Video modelling is used to encourage conversation, problem-solving, and practising prosocial behaviour. The chosen scenes illustrate bullying, lying, stealing, etc., at home and school. Children discuss their thoughts, come up with suggestions for appropriate reactions, and role-play solutions after observing them
It is crucial that kids put the lessons they learn in class into practice before applying them in real life. According to research, practising behaviours can help with skill encoding, memory retention, and retrieval.
The child pretends to be themselves as you, the instructor, or other group members play characters in a predetermined scenario during behavioural rehearsal, an organised teaching method.
However, this technique should not be used in isolation. For instance, role play is also a pleasant way for kids to engage in SST and allows for “in vivo” skill practice.
Role-playing is a pleasant way for kids to engage in SST and allows for “in vivo” skill practice.
4.Feedback and Self Evaluation
Feedback is the process of telling your kid how they used a skill in a role-playing exercise or real-world circumstance.
Praise, approval, or material rewards are all examples of positive feedback. Children who receive constructive feedback are better able to control their behaviour and become more self-aware of their social skill strengths and weaknesses.
You can improve the feedback process by capturing a child’s social skill demonstrations and watching the movie with the youngster.
Research demonstrates that feedback is more successful when given right away after a skill has been performed. It should be concrete and explicit, emphasise the positive, and provide helpful information to shape future skill performances.
Giving children feedback carries some hazards, one of which is that they may interpret it as criticism. You can prevent this by receiving training on providing feedback constructively by beginning with the positives, being specific, and offering only one recommendation for development.
To develop their self-awareness of their behaviour, it is also essential to encourage kids to self-evaluate how well they use their social skills in class and everyday situations.
Use of Behavior Management Strategies
Effective behaviour control tactics are essential whether an instructor conducts individual or group SST. Low frustration tolerance and emotion dysregulation are more common in kids who lack social skills.
To encourage children to participate and learn in class and control their emotions and behaviours, effective tactics must be employed both preventatively and remedially.
It is advised that specific behavioural standards be stated upfront. These could be a list of group rules, a verbal or written agreement, or a card with individualised skill targets for each child. Children can receive praise and tokens or points converted into real treats after the session as reinforcement for achieving behavioural targets (such as using a kind face, voice, and words and listening calmly to others’ thoughts).
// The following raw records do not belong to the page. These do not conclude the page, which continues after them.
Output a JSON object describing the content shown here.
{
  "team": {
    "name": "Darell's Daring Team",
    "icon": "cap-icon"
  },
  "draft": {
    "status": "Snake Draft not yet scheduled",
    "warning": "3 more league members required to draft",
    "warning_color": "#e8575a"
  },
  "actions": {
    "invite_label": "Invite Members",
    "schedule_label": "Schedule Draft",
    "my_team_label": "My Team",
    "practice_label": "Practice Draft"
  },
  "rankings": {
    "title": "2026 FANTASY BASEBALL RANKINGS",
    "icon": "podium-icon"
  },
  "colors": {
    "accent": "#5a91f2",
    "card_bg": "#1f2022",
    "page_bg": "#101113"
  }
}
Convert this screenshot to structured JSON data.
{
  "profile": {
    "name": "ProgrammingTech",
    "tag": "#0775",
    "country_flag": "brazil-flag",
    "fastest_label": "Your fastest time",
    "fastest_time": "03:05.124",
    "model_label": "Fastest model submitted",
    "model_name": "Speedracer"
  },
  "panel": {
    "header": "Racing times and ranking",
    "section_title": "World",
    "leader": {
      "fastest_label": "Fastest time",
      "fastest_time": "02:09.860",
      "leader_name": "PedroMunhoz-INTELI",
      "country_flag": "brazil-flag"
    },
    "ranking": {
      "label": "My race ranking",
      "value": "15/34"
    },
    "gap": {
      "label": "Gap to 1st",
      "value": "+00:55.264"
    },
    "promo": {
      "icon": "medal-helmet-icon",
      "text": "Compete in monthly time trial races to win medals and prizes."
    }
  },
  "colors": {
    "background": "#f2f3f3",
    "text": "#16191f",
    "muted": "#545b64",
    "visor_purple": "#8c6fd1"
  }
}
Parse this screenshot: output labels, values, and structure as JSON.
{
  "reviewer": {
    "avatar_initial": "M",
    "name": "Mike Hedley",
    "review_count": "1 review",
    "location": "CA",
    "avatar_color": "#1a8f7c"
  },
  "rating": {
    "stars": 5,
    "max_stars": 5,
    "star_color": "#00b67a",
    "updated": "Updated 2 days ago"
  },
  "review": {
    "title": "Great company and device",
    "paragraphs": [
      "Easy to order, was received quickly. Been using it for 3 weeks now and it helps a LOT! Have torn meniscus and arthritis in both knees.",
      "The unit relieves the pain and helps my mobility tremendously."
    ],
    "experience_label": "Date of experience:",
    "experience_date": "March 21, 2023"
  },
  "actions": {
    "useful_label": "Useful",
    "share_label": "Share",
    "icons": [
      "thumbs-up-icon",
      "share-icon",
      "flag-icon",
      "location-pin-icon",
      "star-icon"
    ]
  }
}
Including self-control skills in social skills, courses are crucial so that students can be encouraged to utilise them during class.